The lack of separation is pretty easy to understand, though, with how TERA is run. Pretty much what happens is the publishers (such as En Masse Entertainment) have to send in their requests to the developers (Blue Hole Studios). Any changes, therefore, must be made by the developers, rather than the publishers, which really limits the amount of creativity that easy publisher is able to exercise. While this would not be such a problem if the games were hosted in similar areas, it is when we are dealing with a world-wide release like TERA (or, really, pretty much any MMORPG as of late). In cases like this, there really should be a separate team that handles game changes for each publisher. Even small teams could accomplish a lot, and then there could be another team that deals with all of the core features and such. This would allow each publisher to get their own views out, and it would help immensely with allowing the players to feel like they are actually being heard. As it is now, it feels more like we are being ignored, despite that not being in any control of En Masse.
Now, the problem comes in when we are dealing with TERA. The majority of the game (if not all) ends up being the same between NA, EU (I think â€“ I do not deal with EU TERA too much so I may be wrong on this) and kTERA. In other words, there is a lot of time skipped ahead by removing the need to keep balancing content and ensuring that the changes are good for the western market. In fact, if you follow the kTERA news, it will pretty much tell you exactly what is going to happen with the other versions in the future.
The Versions Are Too Similar
In the case of most MMORPG’s, it is easy to understand why they take a bit longer to â€œportâ€ from one area to another. For example, when AION came out in Korea, there were no guards posted all over each side’s leveling maps. As a result, players from the enemy faction could roam freely, killing anyone they ran across. The same was true for the NA version at first as well, however this was changed before the game actually went live (out of Beta). In cases like this, they are changing what are arguably core concepts of the game, and doing so takes a lot of time to plan out effectively. In the case of the guards, for example, adding too many would cause problems with the PvP system, and too few would have no benefit. It is balances like this that require time and effort to ensure they are right.
We Need Separation
In many ways, players in the western market are interested in a different game than those in the east. As we talked about before, grinding in games is one example of this. To resolve this, there are often pretty big changes that must be done to the game, which almost always ends up relying on some sort of â€œrested experienceâ€ system, where you can bank experience to gain it faster when you log in later. This is a pretty big change because it requires UI and core changes to how the experience and leveling systems work.
Another example of things we would rather be changed are the costumes (both functional and non-functional). I think that culture plays a major role in what we like to look at and what we all find acceptable, and TERA’s costumes are no different.
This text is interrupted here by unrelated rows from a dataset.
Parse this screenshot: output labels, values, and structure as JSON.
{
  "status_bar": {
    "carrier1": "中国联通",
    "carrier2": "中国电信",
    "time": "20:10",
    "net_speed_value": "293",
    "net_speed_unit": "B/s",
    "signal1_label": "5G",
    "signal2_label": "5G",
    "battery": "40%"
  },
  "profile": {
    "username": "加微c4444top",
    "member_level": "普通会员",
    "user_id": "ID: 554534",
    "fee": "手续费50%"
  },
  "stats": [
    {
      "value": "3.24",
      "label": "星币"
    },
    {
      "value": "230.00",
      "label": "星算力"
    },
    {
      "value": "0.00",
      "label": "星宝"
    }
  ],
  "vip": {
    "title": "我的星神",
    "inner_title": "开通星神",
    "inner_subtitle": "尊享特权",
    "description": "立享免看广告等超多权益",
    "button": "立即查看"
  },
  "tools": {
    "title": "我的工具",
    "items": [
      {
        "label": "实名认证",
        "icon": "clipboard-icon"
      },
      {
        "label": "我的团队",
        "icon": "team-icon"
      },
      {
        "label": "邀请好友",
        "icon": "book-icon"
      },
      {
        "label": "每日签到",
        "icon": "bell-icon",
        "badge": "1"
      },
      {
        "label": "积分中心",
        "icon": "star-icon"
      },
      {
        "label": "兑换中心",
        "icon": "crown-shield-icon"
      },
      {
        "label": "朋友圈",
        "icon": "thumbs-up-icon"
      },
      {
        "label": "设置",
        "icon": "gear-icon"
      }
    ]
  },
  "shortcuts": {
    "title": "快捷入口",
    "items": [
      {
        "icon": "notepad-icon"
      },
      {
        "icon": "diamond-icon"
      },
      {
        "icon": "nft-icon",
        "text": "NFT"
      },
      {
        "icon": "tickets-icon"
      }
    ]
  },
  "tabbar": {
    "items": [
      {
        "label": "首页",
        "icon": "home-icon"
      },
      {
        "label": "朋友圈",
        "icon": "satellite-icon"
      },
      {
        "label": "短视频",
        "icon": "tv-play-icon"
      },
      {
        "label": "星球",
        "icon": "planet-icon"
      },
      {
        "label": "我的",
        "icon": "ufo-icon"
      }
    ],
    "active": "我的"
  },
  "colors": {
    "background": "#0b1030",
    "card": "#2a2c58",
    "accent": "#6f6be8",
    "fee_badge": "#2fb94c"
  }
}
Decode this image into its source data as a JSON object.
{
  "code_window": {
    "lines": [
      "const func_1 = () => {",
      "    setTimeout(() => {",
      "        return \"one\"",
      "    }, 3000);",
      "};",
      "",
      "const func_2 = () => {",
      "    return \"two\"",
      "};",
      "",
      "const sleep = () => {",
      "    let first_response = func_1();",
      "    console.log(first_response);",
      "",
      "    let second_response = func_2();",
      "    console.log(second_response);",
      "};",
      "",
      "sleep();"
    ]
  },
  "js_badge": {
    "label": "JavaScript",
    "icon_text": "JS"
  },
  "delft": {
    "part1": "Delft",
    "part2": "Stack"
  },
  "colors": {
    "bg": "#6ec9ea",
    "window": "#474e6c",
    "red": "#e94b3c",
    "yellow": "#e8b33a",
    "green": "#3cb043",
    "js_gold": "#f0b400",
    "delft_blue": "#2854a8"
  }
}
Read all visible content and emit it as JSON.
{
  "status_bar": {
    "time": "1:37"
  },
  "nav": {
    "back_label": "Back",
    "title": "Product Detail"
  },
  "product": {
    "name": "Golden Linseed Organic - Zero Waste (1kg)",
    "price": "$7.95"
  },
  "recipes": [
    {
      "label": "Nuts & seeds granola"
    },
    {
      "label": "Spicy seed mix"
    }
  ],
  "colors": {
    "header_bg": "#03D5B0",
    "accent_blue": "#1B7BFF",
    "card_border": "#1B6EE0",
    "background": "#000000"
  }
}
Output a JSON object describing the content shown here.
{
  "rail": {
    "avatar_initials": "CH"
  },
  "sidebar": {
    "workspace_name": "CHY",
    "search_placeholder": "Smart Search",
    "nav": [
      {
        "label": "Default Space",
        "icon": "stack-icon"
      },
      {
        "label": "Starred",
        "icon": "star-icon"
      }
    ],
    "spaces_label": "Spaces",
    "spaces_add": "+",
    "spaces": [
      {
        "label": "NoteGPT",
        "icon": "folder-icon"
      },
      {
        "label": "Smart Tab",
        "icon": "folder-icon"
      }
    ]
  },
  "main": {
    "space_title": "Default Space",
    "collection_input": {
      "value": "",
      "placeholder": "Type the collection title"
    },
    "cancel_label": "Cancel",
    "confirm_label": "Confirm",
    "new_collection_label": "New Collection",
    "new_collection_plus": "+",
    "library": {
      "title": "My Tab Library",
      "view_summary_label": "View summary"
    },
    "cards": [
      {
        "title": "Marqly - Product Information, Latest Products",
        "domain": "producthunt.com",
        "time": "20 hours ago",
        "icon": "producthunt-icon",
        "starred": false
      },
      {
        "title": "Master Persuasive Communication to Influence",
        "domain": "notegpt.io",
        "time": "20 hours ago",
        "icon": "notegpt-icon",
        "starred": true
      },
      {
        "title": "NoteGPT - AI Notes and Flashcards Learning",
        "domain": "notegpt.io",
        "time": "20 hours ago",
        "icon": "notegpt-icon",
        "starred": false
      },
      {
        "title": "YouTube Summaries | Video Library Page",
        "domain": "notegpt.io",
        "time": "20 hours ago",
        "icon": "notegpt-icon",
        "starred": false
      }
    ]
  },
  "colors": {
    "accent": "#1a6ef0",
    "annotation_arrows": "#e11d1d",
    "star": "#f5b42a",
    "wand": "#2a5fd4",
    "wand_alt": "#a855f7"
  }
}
There have been some tweaks to the game for when it came to the western market that help make things look a bit more appropriate, but we really do not have any separation otherwise. This has been a huge source of dismay for many players, in that there are many looks that may be more appropriate here but not in kTERA. Instead, we are forced to take and accept whatever fits in for the eastern part of the world, without any real changes due to our way of thinking.